clock menu more-arrow no yes

Filed under:

Frozen Four: BU's Oksanen in strange place in more ways than one

Ahti Oksanen
Ahti Oksanen
Matt Dewkett

Boston -- Growing up in the small, southern Finnish town of Kirkkonummi, Boston University junior Ahti Oksanen never dreamed of playing in the Frozen Four.

After all, very few people in his native country even know about college hockey or the Frozen Four that starts Thursday at the TD Garden. "I think my mom and dad might watch it, but that might be pretty much it," said Oksanen.

The Frozen Four, for Oksanen and his teammates, was still a pipe dream even last May. The Terriers were coming off a dismal 10-21-4 season, certainly subpar for one of the most prestigious programs in college hockey history.

"The last two years we maybe weren't as good as we hoped, so now it's an amazing feeling to be in the Frozen Four," said Oksanen.

Oksanen, as a defenseman, was the second leading scorer on last year's BU team. He had seven goals and 17 assists, but had a -13 plus/minus.

After having watched Oksanen for a season, head coach David Quinn was convinced the tall Finn was destined to be a forward.

"You know, we had a glaring need up front, and after coaching Ahti for a year, I thought all his strengths were going to be highlighted up front," explained Quinn, a former defenseman. "The way he sees the ice, his shot, his hockey sense, his strength around the puck. I don't know if anyone has got a stronger set of hands or a stronger stick in college hockey, and we needed a left wing.

Oksanen wasn't as convinced, fighting the change when the subject was first broached.

"When I told Ahti that's what we were going to do, he didn't react with a huge smile. There was definitely some reluctance on his part. I had to do some convincing and some arm twisting," Quinn said.
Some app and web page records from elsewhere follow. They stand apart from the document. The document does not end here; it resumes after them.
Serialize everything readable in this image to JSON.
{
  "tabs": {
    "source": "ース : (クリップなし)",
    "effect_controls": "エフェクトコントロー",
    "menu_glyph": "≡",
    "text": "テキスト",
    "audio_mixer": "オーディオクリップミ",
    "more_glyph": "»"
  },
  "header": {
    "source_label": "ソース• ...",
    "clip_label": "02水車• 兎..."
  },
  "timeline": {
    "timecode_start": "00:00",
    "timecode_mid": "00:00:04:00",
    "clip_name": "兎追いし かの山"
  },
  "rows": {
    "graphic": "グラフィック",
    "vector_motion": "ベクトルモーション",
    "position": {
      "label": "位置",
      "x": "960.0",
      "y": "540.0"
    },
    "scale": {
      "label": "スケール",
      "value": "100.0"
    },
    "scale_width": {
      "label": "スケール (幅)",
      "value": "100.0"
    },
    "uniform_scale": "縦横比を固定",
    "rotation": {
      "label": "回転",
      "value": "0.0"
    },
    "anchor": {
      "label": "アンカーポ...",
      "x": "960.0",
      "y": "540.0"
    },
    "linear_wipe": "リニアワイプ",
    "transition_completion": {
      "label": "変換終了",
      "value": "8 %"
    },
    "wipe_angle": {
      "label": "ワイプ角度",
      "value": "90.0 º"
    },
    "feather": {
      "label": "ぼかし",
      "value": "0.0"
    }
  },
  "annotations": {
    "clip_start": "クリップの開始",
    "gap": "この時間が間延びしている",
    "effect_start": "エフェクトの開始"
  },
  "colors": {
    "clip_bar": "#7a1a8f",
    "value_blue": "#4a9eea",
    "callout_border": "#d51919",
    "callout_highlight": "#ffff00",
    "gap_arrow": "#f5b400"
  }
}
Even the prospect of playing with incoming freshman Jack Eichel did little to change his mind.

"I told him we're not going to put you on the third or fourth line, we're going to put you up front and we think you're going to be one of the top six forwards.  I said you're going to have a chance to play with Danny O'Regan, Cason Hohmann or Jack Eichel," explained Quinn of his time spent persuading Oksanen.

Oksanen certainly wasn't following BU recruiting or early returns on who might go in the top two of the 2015 NHL Draft.

"When I told him Jack Eichel ‑‑ this is in May ‑‑ he said, 'Who is that? Never heard of him,'" said Quinn with a smile.

Back in his native Finland for the summer, Oksanen continued to practice as a defenseman.

"It was a huge change for me. I practiced the whole summer as a 'D' man.  I still believe that I would play 'D' here at BU," said Oksanen.

An ultimatum from Quinn was what finally forced Oksanen to reluctantly switch over to playing up front. Quinn was very blunt, saying, "Well, Ahti, you're never going to play another second of defense at BU.  We'd love to have you back at left wing."

It didn't take long for Oksanen to change his mind, and to validate Quinn's insistence on converting the big Finn from defense to forward.

Oksanen scored four times in the first 24:39 of Boston University's exhibition game against St. Thomas. Eichel, who Oksanen had never heard of less than six months before, had the primary assist on all four.

"20 minutes into his forward career he had four goals and he's never looked back," said Quinn.

Oksanen had two assists in the regular season opener a week later at UMass before lighting the lamp once each in the next three games.

Now with 24 goals and 11 assists on the season, the rest, as they say, is history.

--

Jeff Cox covers college, junior, high school and prep hockey, NCAA recruiting and NHL Draft prospects. Follow him on Twitter @JeffCoxSports.